Thursday, March 06, 2008

Listen Up

People have often wondered, and a few bold ones have even asked, what kind of connection Elijah had with the world. This is asked, or wondered, in many ways.

Did he interact? Could he respond? Was he umm...'all there...' ? (retarded, is usually what they meant)

Yes, Yes, and ummm well, yes.....But Yes, he probably was also mentally retarded. Because we have this picture of his brain from the neurologist that says so.





Actually, when the neurologist-from-hell gave us the first report on his MRI, he said (I found in my journal, and I quote), "We have no way to know what this means for his future. He may have trouble with learning, uhhh, you know, his ABC's."

And then the next day in an email exchange when pressed, said more ominously, but taking a step out of storyland, "He may never walk or talk. There is no way to know."

Allrighty then! That was a little bit more to digest!

What most people think of when they hear 'retarded', is 'thank heavens that's not my kid!', as images of large drooling and lumbering adults come to their mind. While this is perfectly normal and even acceptable, it does make it very hard for the parents of a child who is 'differently abled' to try and convince someone else that they do NOT FEEL BURDENED. The drool and the shit and the extra work it takes? Fine. The way a mother feels about her typical child, the way she would do anything to protect him from danger, the way she is torn up inside when she fears he will be treated unfairly, the way she gazes at him while he sleeps with awe and love and gratitude that he has come into her life....all of these things and more, times one hundred, is how a mother feels about her child who was born less entitled than yours. Born into a life on this earth. Just a little less lucky.
I am still astonished at the number of people who have intimated that Elijah's death was somehow freeing for us. When, really? I had embraced this surprising avenue of motherhood with the fervor of discovering a purpose. So when he and all of his specialness was gone? What purpose did I have? I know my purpose, you don't have to point it out. I am only sharing this to try and get it through your fearful heads that parenting a child who needs extra care? Parenting a child who is retarded? Not worth your fear, and it's insulting to those who are living it. Worth the fear of losing a dream maybe, but not ever worth the fear of living it.

6 comments:

Shannon and Carey said...

This is a very good post and I hope lots of people tune in to read it.
Hugs to you.
-Shannon in Austin

Tracey said...

I would never assume that the death of someone's child would ever be a freeing, or a blessing... It could ONLY ever be horrendously painful... And a child that has special needs? A child that has been singled out by God or fates to be more openly different than the rest of us who can hide our differences? I can only imagine that it adds a whole new level of pain.

I've been thinking of you this month. I hope that March is full of less painful memories and more of the sweet, tender memories...

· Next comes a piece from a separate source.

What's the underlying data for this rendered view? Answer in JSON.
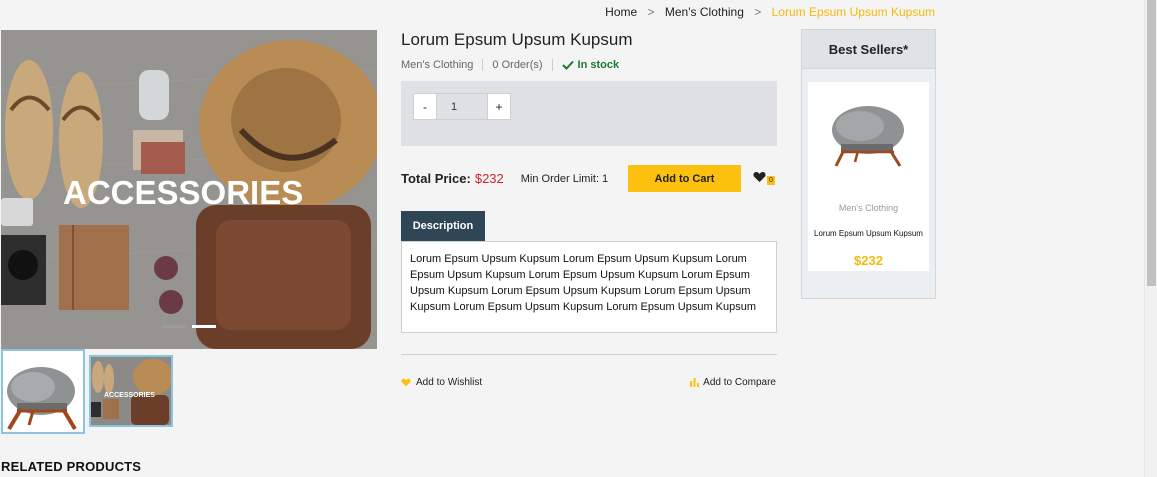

nailgirl said...

I agree when is the death of a child freeing?

Kristen said...

Why are people so incredibly stupid and oblivious? Good grief.

Anonymous said...

You know what - that post was so good. I learnt from you today. Can I ask a question... for you what was the right way for people to meet and approach Elijah? I mean from your perspective as the mother. I met a friend (not a close friend) in the street who had just had a special needs child. I gently leant into the baby’s pram, touched him lightly on his golden hair and commented that he was gorgeous. The mother visibly stiffened and almost physically intercepted my moment of acknowledging the baby. I've lost a child and I HATED when people ignored the fact. So I made darn sure I acknowledged and welcomed her baby, as I would have. However her reaction made me question my actions. The reason I ask is I know from experiencing death - the little things people do and say mean so much. If you can't respond then I do understand. Thanks for sharing your words.

gwendomama said...

anon. i hope that you will email me if you feel comfortable. we have something in common.
to answer your question, the 'right way' for people to greet elijah would have been just to accept our answers which were obviously (to anyone with 1/2 an intuition) a somewhat dismal if rote delivery. elijah did not 'look special needs' until you realized his age. he was strikingly beautiful, so he attracted a lot of attention, and he was also amazingly small, which also attracted attention when his true age was 'disclosed'. this was when the 'shock' would set in.
I don't think you did ANYthing wrong at all - I believe I would have responded the same way.
perhaps the mom is not used to experiencing enthusiasm upon meeting her child. maybe you would like to reach out to her more, maybe not. I think that what you did was completely fine. She is hurting. Her reaction was probably one borne from her pain.